“2012 was a year of unparalleled growth and success for the firearms industry and its law-abiding customers,” said Stephen Sanetti, the president of the National Shooting Sports Foundation, headquartered in Newtown.
Sanetti said that more than 73 percent of retailers surveyed by the gun manufacturers’ trade group had increased sales over the previous year, and that first-time buyers have increased to more than 25 percent of all customers.
“By late in 2012, retail firearm background checks had experienced 20 consecutive months of growth,” Sanetti said, indicating that gun stores were selling more weapons.
In December, the number of FBI background checks on prospective gun buyers increased in every state over November and over December 2011. In Virginia, checks jumped from 52,416 in November to 77,487 in December; in Maryland, from 17,048 to 19,172.
Nationally, there were 2,783,765 background checks last month, an increase of 38 percent over November, according to FBI statistics. That is the single highest month since 1998, the year the FBI launched the program as a requirement of the Brady Handgun Violence Prevention Act. On Dec. 21, the FBI processed 177,170 background checks, a single-day record.
These figures provide only a partial window into gun sales because they do not represent the number of firearms sold. A single background check can cover the purchase of multiple weapons, and private sales and transactions at gun shows do not require a background check. There is no federal data on total gun purchases in the United States.
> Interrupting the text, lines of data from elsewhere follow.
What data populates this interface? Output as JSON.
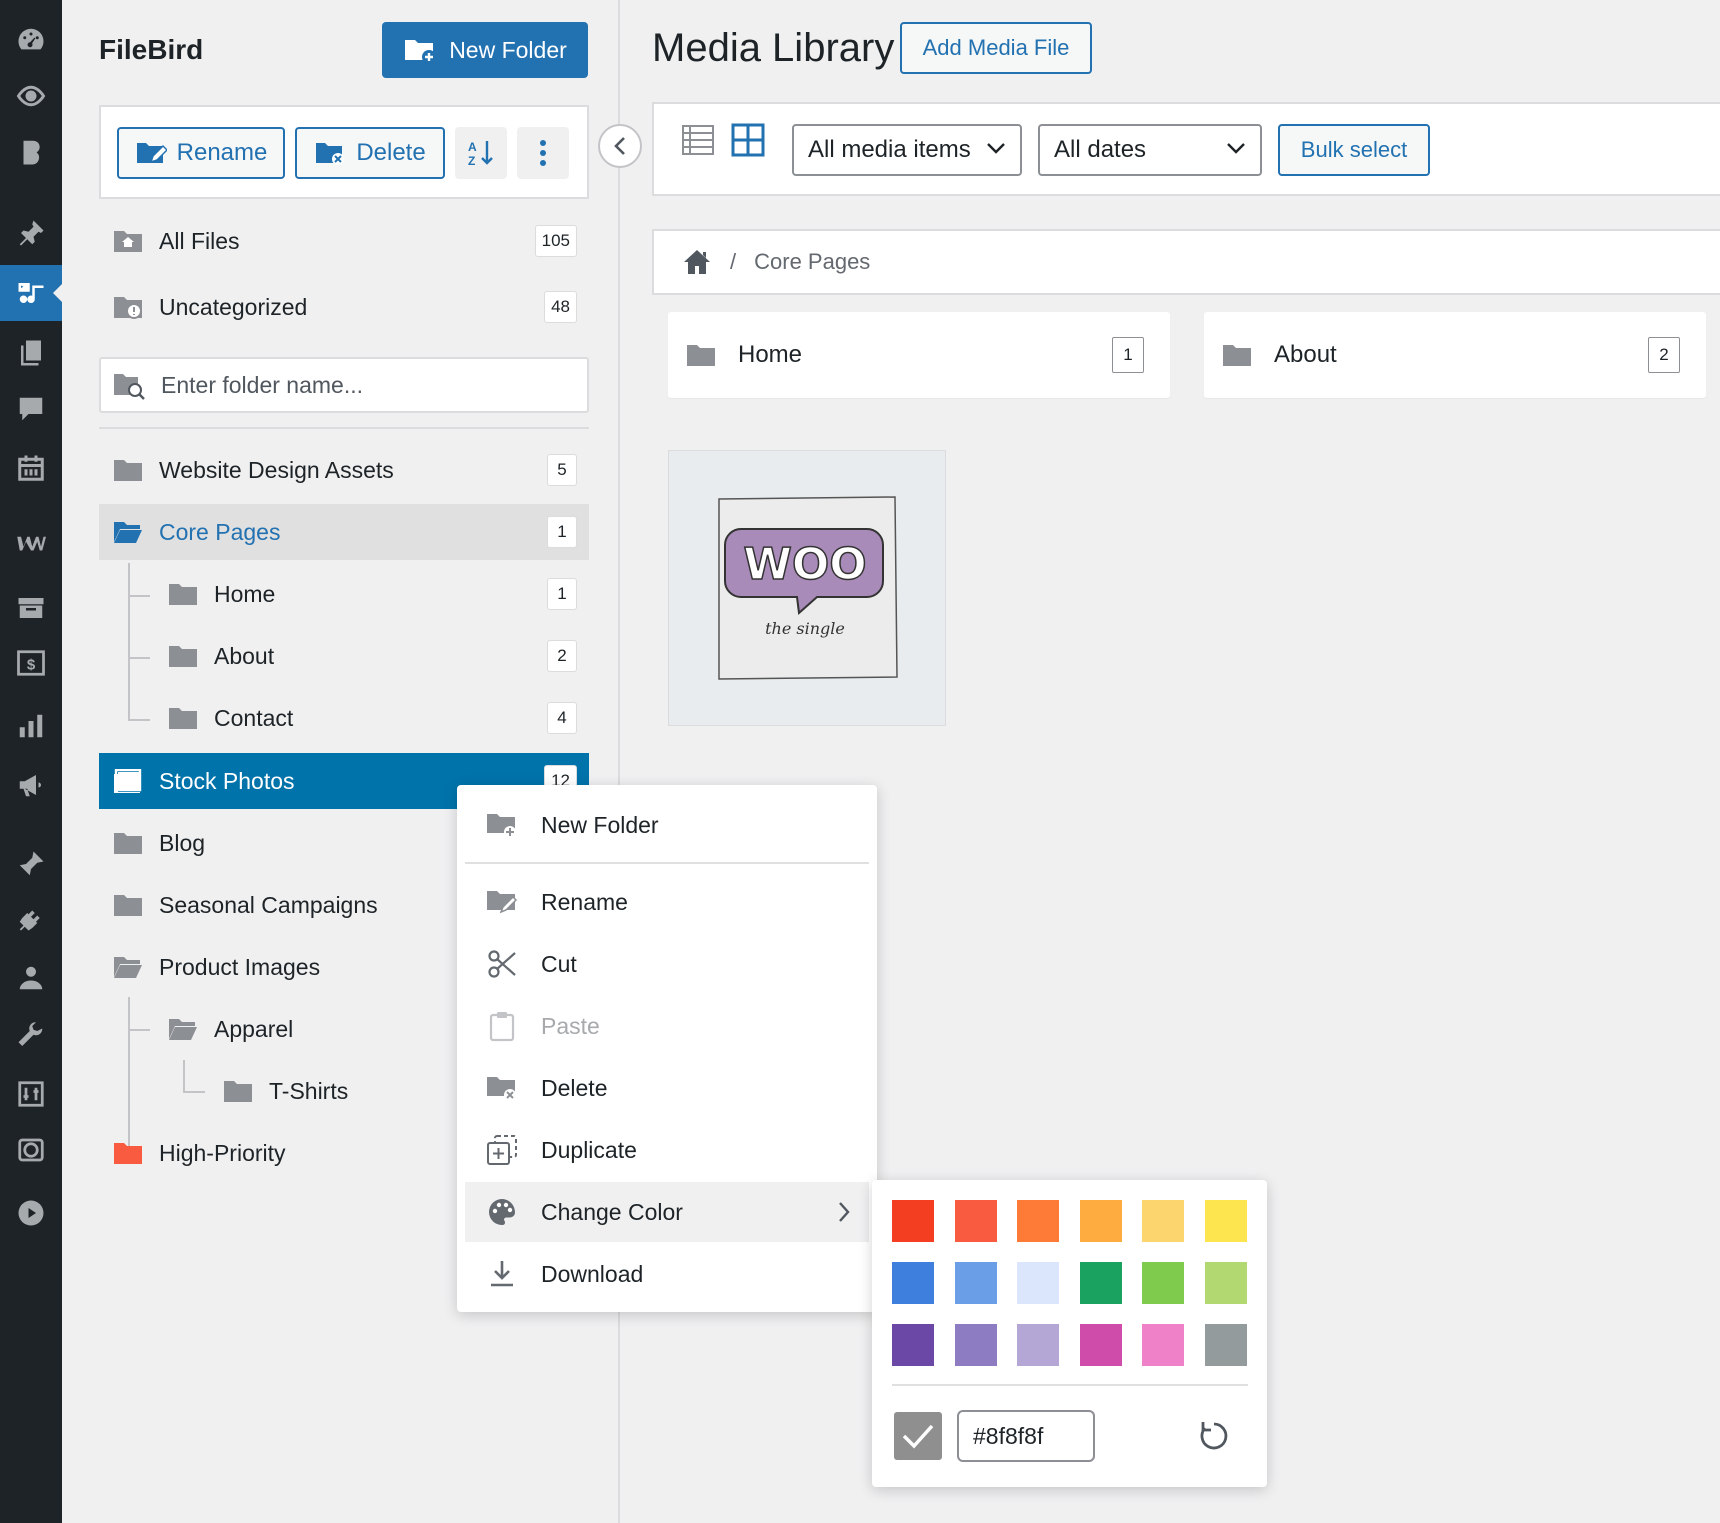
{
  "filebird": {
    "title": "FileBird",
    "new_folder_label": "New Folder",
    "rename_label": "Rename",
    "delete_label": "Delete",
    "search_placeholder": "Enter folder name...",
    "all_files": {
      "label": "All Files",
      "count": "105"
    },
    "uncategorized": {
      "label": "Uncategorized",
      "count": "48"
    },
    "folders": [
      {
        "label": "Website Design Assets",
        "count": "5"
      },
      {
        "label": "Core Pages",
        "count": "1"
      },
      {
        "label": "Home",
        "count": "1"
      },
      {
        "label": "About",
        "count": "2"
      },
      {
        "label": "Contact",
        "count": "4"
      },
      {
        "label": "Stock Photos",
        "count": "12"
      },
      {
        "label": "Blog",
        "count": ""
      },
      {
        "label": "Seasonal Campaigns",
        "count": ""
      },
      {
        "label": "Product Images",
        "count": ""
      },
      {
        "label": "Apparel",
        "count": ""
      },
      {
        "label": "T-Shirts",
        "count": ""
      },
      {
        "label": "High-Priority",
        "count": ""
      }
    ]
  },
  "main": {
    "title": "Media Library",
    "add_media_label": "Add Media File",
    "filter_type": "All media items",
    "filter_date": "All dates",
    "bulk_select_label": "Bulk select",
    "breadcrumb": {
      "separator": "/",
      "current": "Core Pages"
    },
    "folder_cards": [
      {
        "label": "Home",
        "count": "1"
      },
      {
        "label": "About",
        "count": "2"
      }
    ],
    "thumbnail": {
      "logo_text": "WOO",
      "caption": "the single"
    }
  },
  "context_menu": {
    "items": [
      {
        "label": "New Folder",
        "icon": "folder-plus-icon"
      },
      {
        "label": "Rename",
        "icon": "folder-edit-icon"
      },
      {
        "label": "Cut",
        "icon": "scissors-icon"
      },
      {
        "label": "Paste",
        "icon": "clipboard-icon",
        "disabled": true
      },
      {
        "label": "Delete",
        "icon": "folder-delete-icon"
      },
      {
        "label": "Duplicate",
        "icon": "duplicate-icon"
      },
      {
        "label": "Change Color",
        "icon": "palette-icon",
        "has_submenu": true
      },
      {
        "label": "Download",
        "icon": "download-icon"
      }
    ]
  },
  "color_picker": {
    "swatches": [
      "#f43e22",
      "#f85b40",
      "#fd7b37",
      "#feab3f",
      "#fdd56e",
      "#fde54f",
      "#3e7edc",
      "#6a9fe8",
      "#dbe5fb",
      "#1aa261",
      "#7fcb4e",
      "#b2d871",
      "#6b48a5",
      "#8e7cc3",
      "#b4a7d6",
      "#d04caa",
      "#ee81c7",
      "#949b9c"
    ],
    "value": "#8f8f8f"
  },
  "colors": {
    "accent": "#2271b1",
    "selected_row": "#0073aa",
    "admin_bar": "#1d2327",
    "high_priority_folder": "#f85b40"
  }
}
At the Blue Ridge Arsenal in Chantilly, Va., the effects of the debate are visible. “My shelves are bare,” said store manager Donel Dover, who said he has run out of some kinds of semiautomatic weapons, and that the supply of .223-caliber and 5.56mm ammunition has dried up. “Some distributors have told us it will be six or seven months before they fill orders and that’s only going to get worse.”